Information for Students Bringing Family to Canada

family

Many students come to York to study and bring their spouse and/or children with them.  Here you will find information that will assist the families of international students with the transition to life in Ontario:

The Ontario government hosts a website for newcomers to the province with information about everything from community resources to health, employment and legal information. Visit Settlement.org (English website) or Etablissement.org (French website)

English as a Second Language (ESL) Courses for Family Members

Toronto has many excellent English as a Second Language (ESL) programs designed to help people gain a better understanding of English.

Visit the Skills For Change website for more information about English language programs that can help your family.

Partners/Spouses Working in Canada

For some students' partners/spouses who arrive as permanent residents of Canada, or as international students, finding employment in their field can be a challenge without Canadian work experience.

The Government of Canada has established several programs and resources to assist new immigrants:

Agencies for women

Required documents

Spouses/partners must have the required work permit and a Social Insurance Number (SIN) to work in Canada:

  • Work permits for spouses/partners.
    • If you have a study permit, your accompanying spouse or common law partner (including same sex) can apply for a work permit. Most partners come as visitors and apply for a work permit by mail once they are in Canada.
  • Social Insurance Number.
    • Your partner/spouse must have a valid Social Insurance number (SIN) to be paid for employment in Canada. They can apply in person for a SIN at Service Canada Office
      • Take these documents with you:
        • Valid passport.
        • Valid study permit.
        • Valid work permit for off-campus work or an offer of employment for on-campus work.
    • Once you have applied, and it is determined that you qualify, you will receive a stamped receipt to prove that you have applied. You can show your employer this receipt so you can be paid while you wait for your SIN card to arrive in the mail.

Schools for Children of International Students

In Canada, education is a provincial responsibility. The Ontario Ministry of Education website provides an in-depth description of elementary and secondary education, including:
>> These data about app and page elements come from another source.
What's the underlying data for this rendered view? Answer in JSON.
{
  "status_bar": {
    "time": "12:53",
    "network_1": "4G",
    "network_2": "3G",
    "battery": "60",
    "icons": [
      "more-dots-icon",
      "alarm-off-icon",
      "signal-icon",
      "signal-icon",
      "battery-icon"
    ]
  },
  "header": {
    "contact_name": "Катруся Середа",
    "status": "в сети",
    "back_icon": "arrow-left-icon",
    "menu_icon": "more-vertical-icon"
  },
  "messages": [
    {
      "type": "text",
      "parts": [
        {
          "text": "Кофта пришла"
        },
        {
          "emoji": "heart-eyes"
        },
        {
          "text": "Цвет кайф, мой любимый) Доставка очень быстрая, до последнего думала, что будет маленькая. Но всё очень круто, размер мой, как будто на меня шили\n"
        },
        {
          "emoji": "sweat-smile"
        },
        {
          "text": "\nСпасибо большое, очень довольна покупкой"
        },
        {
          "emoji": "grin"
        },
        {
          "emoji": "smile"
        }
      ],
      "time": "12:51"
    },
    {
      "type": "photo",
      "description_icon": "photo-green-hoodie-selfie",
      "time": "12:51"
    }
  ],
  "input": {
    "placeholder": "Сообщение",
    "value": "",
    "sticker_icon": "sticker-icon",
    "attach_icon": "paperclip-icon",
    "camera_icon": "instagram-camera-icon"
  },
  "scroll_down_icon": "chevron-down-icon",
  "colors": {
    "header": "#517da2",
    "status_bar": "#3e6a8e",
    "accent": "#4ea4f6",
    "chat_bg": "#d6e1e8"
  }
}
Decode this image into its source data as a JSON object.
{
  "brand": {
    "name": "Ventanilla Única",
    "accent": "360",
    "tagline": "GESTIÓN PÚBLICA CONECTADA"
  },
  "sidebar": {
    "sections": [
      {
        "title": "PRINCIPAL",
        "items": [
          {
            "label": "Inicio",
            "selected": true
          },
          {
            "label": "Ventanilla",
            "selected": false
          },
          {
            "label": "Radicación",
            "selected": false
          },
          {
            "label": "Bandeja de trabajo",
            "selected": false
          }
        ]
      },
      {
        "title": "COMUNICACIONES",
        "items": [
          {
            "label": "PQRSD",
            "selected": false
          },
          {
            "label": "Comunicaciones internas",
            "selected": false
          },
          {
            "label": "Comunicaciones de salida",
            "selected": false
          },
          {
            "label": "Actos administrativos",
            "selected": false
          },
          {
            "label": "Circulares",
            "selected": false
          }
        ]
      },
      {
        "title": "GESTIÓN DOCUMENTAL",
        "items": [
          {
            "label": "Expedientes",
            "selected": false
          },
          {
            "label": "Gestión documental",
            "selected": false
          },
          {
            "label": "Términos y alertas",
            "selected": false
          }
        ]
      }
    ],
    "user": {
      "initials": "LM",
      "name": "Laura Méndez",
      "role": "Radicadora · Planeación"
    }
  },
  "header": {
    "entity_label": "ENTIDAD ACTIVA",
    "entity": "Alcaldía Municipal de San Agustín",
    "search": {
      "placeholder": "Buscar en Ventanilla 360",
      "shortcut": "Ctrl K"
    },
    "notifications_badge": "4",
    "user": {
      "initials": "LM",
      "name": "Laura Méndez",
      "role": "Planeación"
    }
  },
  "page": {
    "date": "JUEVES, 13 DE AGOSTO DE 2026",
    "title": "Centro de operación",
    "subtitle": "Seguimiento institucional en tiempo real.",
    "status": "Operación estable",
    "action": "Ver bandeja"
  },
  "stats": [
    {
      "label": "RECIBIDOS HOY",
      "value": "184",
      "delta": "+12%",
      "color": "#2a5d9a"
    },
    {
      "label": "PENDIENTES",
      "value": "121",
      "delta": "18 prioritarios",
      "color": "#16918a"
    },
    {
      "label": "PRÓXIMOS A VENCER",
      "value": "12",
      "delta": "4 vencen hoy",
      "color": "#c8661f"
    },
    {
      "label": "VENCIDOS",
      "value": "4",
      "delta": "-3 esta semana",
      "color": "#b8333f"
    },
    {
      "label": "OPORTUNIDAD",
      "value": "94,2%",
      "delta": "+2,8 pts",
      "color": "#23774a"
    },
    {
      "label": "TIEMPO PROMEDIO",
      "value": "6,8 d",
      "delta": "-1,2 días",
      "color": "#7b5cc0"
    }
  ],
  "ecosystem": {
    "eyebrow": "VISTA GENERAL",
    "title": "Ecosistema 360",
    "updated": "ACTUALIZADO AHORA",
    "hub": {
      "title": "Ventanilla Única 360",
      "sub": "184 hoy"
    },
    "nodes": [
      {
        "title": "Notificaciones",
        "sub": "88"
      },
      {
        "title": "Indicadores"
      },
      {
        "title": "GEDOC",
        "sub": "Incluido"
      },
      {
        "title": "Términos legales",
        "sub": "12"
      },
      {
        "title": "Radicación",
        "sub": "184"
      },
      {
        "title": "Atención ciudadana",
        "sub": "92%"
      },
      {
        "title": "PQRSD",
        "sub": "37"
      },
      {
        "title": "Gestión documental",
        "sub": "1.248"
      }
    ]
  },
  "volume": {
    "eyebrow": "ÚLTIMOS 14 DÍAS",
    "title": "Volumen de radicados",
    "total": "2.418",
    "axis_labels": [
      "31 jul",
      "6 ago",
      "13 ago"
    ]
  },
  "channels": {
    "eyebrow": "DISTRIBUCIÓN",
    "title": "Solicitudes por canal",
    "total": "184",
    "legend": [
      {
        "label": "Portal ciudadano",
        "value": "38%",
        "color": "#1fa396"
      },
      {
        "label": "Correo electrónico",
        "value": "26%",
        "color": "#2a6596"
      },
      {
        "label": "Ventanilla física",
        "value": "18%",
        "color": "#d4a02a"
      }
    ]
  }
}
  • A school board directory.
  • An elementary and secondary school finder.
  • Curriculum and expectations for each grade level and subject.

Children of international students are not required to have a study permit. See regulation 5.17.

Public schools

In Ontario, there are publicly funded non-denominational schools and publicly funded Catholic schools. Education is free of charge within the public school district where the parent(s) live. In most situations, parents must provide the following documents in order to register their child (or children) with a public school board:

  • Birth certificates of the children you want to register.
  • Passports of parent(s) and children.
  • Proof of registration, program of study and fees paid to the York University for full-time study.
  • Two pieces of identification demonstrating where you live within the school district.

For more information about public education in Ontario, visit www.settlement.org.

Religious schools

Many private schools in the Greater Toronto Area approach the curriculum from a religious perspective. You can search a database of private elementary and high schools by religious affiliation and other criteria on the Ontario Ministry of Education’s website.

Other Resources for Newcomers

Although the following resources are mostly for immigrants to Canada, the following can be beneficial to families and students who are new to Canada: